Nikki Haley, the US Ambassador to the United Nations singled out the obsession and unfairness during her maiden speech at the UN. “So many events take place around the world, and we are only discussing Israel! This is a double-standard. The Security Council is supposed to discuss how to maintain international peace and security. But at our meeting on the Middle East, the discussion was not about Hezbollah’s illegal build-up of rockets in Lebanon. It was not about the money and weapons Iran provides to terrorists. It was not about how we defeat ISIS. It was not about how we hold Bashar al-Assad accountable for the slaughter of hundreds and thousands of civilians. No, instead, the meeting focused on criticizing Israel, the one true democracy in the Middle East. This prejudice approach bears no relationship to reality.”

Obviously, her analysis is excellent. Haley is just as good as Danny Danon at brandishing figures — 70 anti-Israel resolutions as opposed to seven anti-Iran resolutions.
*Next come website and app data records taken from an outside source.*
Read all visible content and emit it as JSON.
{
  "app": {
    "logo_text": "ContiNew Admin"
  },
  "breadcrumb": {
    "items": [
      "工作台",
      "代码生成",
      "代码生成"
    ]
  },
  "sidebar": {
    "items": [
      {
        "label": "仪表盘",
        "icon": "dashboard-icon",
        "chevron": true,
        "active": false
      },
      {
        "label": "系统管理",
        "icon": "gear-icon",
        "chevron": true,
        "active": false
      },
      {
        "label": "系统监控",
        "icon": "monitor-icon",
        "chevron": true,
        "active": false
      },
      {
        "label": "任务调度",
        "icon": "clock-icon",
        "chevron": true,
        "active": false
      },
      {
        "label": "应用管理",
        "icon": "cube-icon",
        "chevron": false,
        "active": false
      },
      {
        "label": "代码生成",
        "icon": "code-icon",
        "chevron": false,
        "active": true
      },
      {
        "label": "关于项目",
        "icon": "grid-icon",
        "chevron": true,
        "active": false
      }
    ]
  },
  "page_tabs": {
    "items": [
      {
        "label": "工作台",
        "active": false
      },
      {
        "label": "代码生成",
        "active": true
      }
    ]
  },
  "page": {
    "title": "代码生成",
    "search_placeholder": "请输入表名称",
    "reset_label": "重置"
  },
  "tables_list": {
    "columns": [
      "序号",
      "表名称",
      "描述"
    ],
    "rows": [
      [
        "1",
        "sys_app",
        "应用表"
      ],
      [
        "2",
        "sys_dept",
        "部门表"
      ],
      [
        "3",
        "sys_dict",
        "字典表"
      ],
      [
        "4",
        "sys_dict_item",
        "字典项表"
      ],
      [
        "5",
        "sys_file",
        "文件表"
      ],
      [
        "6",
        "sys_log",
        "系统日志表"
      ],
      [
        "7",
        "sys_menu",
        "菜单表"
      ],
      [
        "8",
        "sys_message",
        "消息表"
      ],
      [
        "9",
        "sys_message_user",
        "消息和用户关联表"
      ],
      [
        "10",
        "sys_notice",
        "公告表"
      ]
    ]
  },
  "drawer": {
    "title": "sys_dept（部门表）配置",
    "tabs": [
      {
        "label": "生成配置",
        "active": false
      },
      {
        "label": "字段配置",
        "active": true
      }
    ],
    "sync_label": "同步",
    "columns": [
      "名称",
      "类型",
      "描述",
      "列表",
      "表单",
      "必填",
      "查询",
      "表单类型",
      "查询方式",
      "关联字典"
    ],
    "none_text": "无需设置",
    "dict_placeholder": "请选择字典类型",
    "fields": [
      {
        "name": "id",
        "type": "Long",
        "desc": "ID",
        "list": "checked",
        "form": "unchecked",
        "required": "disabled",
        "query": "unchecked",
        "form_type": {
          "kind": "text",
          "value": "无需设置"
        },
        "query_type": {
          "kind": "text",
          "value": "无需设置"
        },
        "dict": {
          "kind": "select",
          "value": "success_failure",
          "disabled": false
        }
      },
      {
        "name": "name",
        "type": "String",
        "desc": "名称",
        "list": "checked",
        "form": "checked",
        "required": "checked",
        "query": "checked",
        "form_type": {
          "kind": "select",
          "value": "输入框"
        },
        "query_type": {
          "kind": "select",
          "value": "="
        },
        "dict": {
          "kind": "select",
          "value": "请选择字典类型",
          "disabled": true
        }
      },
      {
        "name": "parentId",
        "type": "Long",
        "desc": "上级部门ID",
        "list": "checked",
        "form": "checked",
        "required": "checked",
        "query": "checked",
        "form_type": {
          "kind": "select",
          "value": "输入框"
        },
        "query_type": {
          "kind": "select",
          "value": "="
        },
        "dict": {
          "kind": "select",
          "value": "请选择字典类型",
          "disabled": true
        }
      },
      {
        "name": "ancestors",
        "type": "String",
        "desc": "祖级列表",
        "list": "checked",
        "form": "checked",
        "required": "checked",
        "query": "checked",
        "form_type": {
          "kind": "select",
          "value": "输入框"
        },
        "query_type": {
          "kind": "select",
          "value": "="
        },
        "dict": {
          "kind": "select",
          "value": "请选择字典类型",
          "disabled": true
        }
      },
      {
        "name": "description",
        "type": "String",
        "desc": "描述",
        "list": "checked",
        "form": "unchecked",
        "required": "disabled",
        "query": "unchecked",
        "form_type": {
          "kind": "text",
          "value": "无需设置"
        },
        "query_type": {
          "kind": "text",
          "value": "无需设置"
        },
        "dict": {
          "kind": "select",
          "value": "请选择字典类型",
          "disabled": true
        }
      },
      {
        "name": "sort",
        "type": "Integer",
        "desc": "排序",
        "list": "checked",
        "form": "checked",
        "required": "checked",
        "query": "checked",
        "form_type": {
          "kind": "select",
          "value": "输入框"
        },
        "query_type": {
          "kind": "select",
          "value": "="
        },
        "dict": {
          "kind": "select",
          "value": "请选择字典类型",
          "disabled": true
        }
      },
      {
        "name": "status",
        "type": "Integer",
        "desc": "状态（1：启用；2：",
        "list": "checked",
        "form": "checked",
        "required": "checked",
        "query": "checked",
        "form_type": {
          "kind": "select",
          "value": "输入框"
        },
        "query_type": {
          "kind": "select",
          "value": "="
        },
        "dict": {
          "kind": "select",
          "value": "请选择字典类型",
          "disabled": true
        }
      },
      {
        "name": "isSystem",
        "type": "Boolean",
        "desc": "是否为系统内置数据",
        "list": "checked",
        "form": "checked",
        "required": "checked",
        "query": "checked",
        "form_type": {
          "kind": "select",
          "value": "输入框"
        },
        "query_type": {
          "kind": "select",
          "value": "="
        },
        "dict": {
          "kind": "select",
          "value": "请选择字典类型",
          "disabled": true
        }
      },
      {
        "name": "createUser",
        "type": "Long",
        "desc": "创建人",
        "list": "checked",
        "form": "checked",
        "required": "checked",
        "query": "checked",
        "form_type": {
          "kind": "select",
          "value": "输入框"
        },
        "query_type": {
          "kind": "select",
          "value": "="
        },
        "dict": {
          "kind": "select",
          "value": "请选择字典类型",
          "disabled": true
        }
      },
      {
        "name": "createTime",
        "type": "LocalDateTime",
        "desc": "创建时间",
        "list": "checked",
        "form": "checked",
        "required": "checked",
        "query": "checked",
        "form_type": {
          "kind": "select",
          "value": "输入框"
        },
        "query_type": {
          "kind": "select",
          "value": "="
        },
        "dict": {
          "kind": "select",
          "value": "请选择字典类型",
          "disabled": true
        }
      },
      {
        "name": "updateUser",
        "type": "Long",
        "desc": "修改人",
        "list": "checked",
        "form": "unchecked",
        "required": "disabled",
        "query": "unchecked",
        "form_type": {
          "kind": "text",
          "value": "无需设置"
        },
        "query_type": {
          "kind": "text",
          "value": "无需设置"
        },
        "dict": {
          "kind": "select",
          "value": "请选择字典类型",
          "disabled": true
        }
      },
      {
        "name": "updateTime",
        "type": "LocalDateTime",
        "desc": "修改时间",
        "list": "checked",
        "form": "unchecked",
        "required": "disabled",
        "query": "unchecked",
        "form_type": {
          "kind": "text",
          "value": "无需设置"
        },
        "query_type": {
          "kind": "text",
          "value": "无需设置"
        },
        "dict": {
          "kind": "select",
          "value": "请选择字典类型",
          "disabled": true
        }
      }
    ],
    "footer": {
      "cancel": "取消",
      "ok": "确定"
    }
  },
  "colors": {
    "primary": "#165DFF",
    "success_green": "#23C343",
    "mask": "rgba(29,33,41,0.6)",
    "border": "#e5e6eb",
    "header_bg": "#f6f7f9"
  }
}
Yet, what is the deeper reason for this? Why does our very existence as Jews bother so many people and why does our living here in Israel drive them really crazy?

In Europe in 1935, Rabbi Yeruham Levovitz taught his students a class about the weekly parasha, Shlach Lecha which tells of the Sin of the Spies and our deep-seated connection to the Land of Israel. What he said then, could have been written today after watching the news on the BBC or CNN.

“The news is all about what is happening in the Land of Israel. Only a fool could say that these are simple or incidental things. Today there is but one politics in the entire world. Every event, even if it occurs at the other end of the world, because an issue that affects the entire world. And how do all these global issues become connected with question of the Jews? It is unbelievable that there is hardly any place or hardly one in the entire world who doesn’t speak about Israel and the Jews. The entire world discusses the question of the Land of Israel, as if it is the only problem that exists. This is truly a sign from Heaven! What is it trying to teach us? What is the reason for all this awakened interest in the Land of Israel? I do not want to become involved and give an answer because I have no real understanding about this, but one thing is clear: it is no simple matter.”

Even if we ourselves do not understand the secret, we do understand that there is definitely a secret involved here.

About the Author
Sivan Rahav Meir is a media personality and lecturer. A Jerusalem resident, she is the World Mizrachi’s scholar-in-residence. Her lectures on the weekly Torah portion are attended by hundreds and the live broadcast attracts thousands of listeners around the world. Sivan lectures in Israel and overseas about the media, Judaism, Zionism and new media. She was voted by Globes newspaper as most popular female media personality in Israel and by the Jerusalem Post as one of the 50 most influential Jews in the world.